Only the line with "Decode this image" and the lines after it, to the end of the data, should appear in the answer, each reproduced exactly.

[Data about app and page elements]
%%
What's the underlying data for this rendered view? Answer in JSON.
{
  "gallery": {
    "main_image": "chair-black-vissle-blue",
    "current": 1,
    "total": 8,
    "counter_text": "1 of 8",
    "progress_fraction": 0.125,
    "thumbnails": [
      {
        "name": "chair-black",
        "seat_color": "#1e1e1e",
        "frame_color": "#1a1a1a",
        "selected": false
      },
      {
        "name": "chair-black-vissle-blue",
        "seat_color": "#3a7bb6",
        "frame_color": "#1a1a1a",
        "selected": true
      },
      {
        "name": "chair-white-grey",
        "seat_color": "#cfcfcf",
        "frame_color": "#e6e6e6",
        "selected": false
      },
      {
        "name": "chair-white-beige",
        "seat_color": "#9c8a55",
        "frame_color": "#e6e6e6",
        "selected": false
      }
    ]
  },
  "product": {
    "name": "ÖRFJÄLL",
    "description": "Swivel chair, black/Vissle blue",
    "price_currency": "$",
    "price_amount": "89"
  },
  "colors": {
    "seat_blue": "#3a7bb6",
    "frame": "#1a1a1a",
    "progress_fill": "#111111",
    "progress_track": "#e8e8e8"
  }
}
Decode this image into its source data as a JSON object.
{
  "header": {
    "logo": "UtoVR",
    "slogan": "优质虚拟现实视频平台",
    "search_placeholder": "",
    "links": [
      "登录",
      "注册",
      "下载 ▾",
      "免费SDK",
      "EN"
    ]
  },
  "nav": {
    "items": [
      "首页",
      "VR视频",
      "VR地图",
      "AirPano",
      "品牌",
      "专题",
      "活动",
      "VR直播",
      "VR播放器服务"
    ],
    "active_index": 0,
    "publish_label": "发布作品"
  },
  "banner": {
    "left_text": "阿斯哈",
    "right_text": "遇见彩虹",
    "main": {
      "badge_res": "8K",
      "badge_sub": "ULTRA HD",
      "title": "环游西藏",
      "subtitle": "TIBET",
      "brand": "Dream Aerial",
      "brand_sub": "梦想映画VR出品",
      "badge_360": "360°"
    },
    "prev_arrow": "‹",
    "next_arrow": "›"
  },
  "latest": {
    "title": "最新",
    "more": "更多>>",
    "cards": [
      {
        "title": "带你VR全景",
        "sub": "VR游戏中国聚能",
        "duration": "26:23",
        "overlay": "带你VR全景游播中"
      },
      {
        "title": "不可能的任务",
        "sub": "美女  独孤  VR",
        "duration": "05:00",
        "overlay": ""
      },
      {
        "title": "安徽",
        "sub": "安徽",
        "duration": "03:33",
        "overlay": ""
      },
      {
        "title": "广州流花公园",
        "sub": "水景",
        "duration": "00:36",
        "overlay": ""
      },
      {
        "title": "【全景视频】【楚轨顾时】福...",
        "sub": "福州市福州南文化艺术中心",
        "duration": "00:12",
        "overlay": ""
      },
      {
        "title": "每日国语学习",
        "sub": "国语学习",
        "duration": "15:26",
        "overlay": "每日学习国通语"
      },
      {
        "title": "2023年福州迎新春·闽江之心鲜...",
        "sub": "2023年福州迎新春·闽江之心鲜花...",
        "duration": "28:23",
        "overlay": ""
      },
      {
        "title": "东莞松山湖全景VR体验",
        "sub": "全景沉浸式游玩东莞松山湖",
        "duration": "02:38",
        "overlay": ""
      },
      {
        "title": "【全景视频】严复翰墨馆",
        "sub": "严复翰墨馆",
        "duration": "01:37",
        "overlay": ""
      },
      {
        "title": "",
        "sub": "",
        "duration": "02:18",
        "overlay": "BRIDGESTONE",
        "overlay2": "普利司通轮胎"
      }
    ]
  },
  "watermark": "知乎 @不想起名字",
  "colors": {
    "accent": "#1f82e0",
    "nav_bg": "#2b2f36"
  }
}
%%
## Final answer
Decode this image into its source data as a JSON object.
{
  "header": {
    "logo": "UtoVR",
    "slogan": "优质虚拟现实视频平台",
    "search_placeholder": "",
    "links": [
      "登录",
      "注册",
      "下载 ▾",
      "免费SDK",
      "EN"
    ]
  },
  "nav": {
    "items": [
      "首页",
      "VR视频",
      "VR地图",
      "AirPano",
      "品牌",
      "专题",
      "活动",
      "VR直播",
      "VR播放器服务"
    ],
    "active_index": 0,
    "publish_label": "发布作品"
  },
  "banner": {
    "left_text": "阿斯哈",
    "right_text": "遇见彩虹",
    "main": {
      "badge_res": "8K",
      "badge_sub": "ULTRA HD",
      "title": "环游西藏",
      "subtitle": "TIBET",
      "brand": "Dream Aerial",
      "brand_sub": "梦想映画VR出品",
      "badge_360": "360°"
    },
    "prev_arrow": "‹",
    "next_arrow": "›"
  },
  "latest": {
    "title": "最新",
    "more": "更多>>",
    "cards": [
      {
        "title": "带你VR全景",
        "sub": "VR游戏中国聚能",
        "duration": "26:23",
        "overlay": "带你VR全景游播中"
      },
      {
        "title": "不可能的任务",
        "sub": "美女  独孤  VR",
        "duration": "05:00",
        "overlay": ""
      },
      {
        "title": "安徽",
        "sub": "安徽",
        "duration": "03:33",
        "overlay": ""
      },
      {
        "title": "广州流花公园",
        "sub": "水景",
        "duration": "00:36",
        "overlay": ""
      },
      {
        "title": "【全景视频】【楚轨顾时】福...",
        "sub": "福州市福州南文化艺术中心",
        "duration": "00:12",
        "overlay": ""
      },
      {
        "title": "每日国语学习",
        "sub": "国语学习",
        "duration": "15:26",
        "overlay": "每日学习国通语"
      },
      {
        "title": "2023年福州迎新春·闽江之心鲜...",
        "sub": "2023年福州迎新春·闽江之心鲜花...",
        "duration": "28:23",
        "overlay": ""
      },
      {
        "title": "东莞松山湖全景VR体验",
        "sub": "全景沉浸式游玩东莞松山湖",
        "duration": "02:38",
        "overlay": ""
      },
      {
        "title": "【全景视频】严复翰墨馆",
        "sub": "严复翰墨馆",
        "duration": "01:37",
        "overlay": ""
      },
      {
        "title": "",
        "sub": "",
        "duration": "02:18",
        "overlay": "BRIDGESTONE",
        "overlay2": "普利司通轮胎"
      }
    ]
  },
  "watermark": "知乎 @不想起名字",
  "colors": {
    "accent": "#1f82e0",
    "nav_bg": "#2b2f36"
  }
}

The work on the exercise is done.